SMEs pay more for credits than large firms, their loans tend to be granted against collateral and on short repayment terms, and many are redlined. These practices have usually been interpreted as financial-market imperfections that discriminate against SMEs. We argue that they are responses to i) the higher average cost of smaller loans; ii) the selection problems due to the natural replacement of business in all industries, which is much more acute among SMEs; iii) the need to align the incentives of financiers and entrepreneurs when information is asymmetric. We show that these practices are widespread in countries where capital markets are developed.

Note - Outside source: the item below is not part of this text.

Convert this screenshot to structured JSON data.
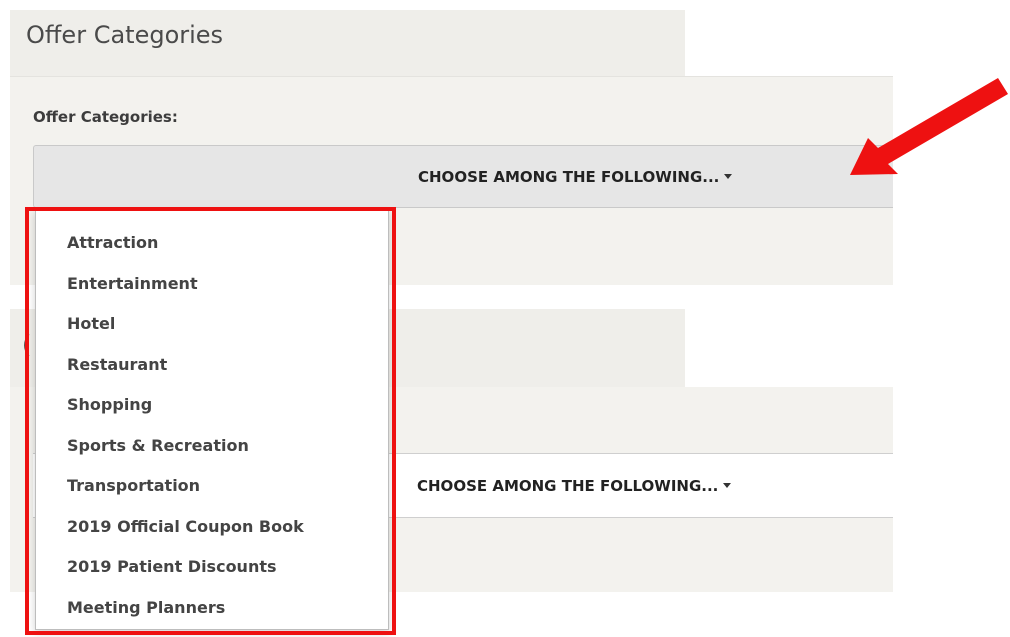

We also make several proposals to increase access to financing by SMEs.
|Number of pages||38|
|State||Published - Apr 2005|